The Vikings

* * * * *

Superior sword’n’sandal Scandi-style epic.

Image of The Vikings

Richard Fleischer / US / 1958 / 116mins

Available on Blu-ray

Just as Hollywood was coming to terms with the talkies, suddenly along came another innovation: colour. Technicolor was the most famous brand of the process and many filmmakers didn’t know what to do with it. World War II shortages meant that colour films were largely put on the backburner, but come the 1950s, biblical epics and big MGM musicals loved studio colour. The Vikings, however, took the bulky three-strip Technicolor cameras on tour to exotic locations (Norway and France) to create a stupendous visual feast. The blue of the fjords and the green of the mountains make for a glorious backdrop.

The story involves Prince Einer played by Kirk Douglas and his nemesis and half-brother Prince Eric (Tony Curtis) who get into assorted scrapes, such as when Einer spectacularly loses an eye by way of Eric’s hawk. The film is less famous than the later Spartacus (which also starred Douglas and Curtis) but just as rewarding. The two films have many similarities; most notably, a respect for costume drama without the cheese. In The Vikings, there’s a princess in distress (Janet Leigh, then married to Curtis) and an un-recognisably bearded Ernest Borgnine and sonorous opening narration from Orson Welles. Hosts of extras complement gorgeously-framed and beautifully-photographed (by Jack Cardiff) landscapes, longships, guffawing warriors, pillaging villagers, and sorcery. There’s many a horned beaker of foaming ale and Douglas does a balletic running-the-oars routine that’s daring and fun. It will come as no surprise that much of the art direction (Harper Goff) was based on museum research.

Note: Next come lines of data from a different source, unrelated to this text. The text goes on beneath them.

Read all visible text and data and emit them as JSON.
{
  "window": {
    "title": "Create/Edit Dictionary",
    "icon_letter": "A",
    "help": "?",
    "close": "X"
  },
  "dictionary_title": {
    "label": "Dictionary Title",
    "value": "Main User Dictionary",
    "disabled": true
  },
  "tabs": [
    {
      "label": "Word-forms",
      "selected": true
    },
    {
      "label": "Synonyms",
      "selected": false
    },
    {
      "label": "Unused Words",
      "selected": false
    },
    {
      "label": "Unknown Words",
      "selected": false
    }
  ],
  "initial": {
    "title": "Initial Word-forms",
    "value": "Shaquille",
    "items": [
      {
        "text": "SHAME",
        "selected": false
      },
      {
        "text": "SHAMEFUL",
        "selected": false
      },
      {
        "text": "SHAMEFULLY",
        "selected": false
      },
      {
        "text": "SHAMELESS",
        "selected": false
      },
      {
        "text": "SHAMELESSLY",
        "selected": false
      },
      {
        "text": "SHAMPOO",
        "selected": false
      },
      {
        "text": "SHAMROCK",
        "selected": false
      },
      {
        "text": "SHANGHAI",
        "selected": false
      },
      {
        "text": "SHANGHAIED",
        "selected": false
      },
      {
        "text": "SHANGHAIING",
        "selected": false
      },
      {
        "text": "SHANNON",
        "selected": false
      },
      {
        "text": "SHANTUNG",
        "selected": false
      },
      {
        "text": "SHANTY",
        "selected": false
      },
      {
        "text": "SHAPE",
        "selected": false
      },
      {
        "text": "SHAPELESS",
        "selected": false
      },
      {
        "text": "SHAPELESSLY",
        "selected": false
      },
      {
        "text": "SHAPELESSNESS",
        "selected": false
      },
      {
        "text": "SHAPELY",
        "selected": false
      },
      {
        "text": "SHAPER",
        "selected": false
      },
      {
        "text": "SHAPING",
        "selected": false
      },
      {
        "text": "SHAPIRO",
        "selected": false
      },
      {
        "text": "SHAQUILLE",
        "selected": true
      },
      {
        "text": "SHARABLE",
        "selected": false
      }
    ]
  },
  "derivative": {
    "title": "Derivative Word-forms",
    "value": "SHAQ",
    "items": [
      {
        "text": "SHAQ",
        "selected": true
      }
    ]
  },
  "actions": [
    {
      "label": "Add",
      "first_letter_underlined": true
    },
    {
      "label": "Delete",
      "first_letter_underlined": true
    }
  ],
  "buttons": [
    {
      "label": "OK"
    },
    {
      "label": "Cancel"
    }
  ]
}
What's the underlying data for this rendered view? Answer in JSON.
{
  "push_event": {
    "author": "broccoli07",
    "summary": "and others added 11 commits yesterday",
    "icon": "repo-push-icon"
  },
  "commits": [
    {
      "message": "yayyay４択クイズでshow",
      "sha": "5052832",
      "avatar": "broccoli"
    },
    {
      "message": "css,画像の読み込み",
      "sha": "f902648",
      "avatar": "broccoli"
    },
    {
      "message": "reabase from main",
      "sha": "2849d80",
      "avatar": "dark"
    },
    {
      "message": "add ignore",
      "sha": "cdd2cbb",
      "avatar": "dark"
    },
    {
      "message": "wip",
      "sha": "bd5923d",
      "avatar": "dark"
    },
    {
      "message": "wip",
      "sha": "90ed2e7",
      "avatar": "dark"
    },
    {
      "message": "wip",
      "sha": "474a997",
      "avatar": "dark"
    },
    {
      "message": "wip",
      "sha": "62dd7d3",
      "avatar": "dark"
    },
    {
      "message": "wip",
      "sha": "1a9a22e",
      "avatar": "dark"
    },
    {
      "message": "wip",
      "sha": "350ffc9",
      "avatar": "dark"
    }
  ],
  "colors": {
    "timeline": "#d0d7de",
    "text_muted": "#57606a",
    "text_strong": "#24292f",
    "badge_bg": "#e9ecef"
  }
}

With a damn catchy theme – a jingle for the god Odin – and plenty of action, there is also some vaguely sadomasochistic set pieces, as when Curtis is strapped to the rocks to be nibbled by crabs and a woman has her pigtails hacked off by flying axes for suspected adultery. Thanks to some superior acting, direction, location work and fight sequences (with one set vertiginously on a castle turret), this movie is elevated from the average sword’n’sandal epic to an extraordinary degree. Big budget movie hokum doesn’t get better than this.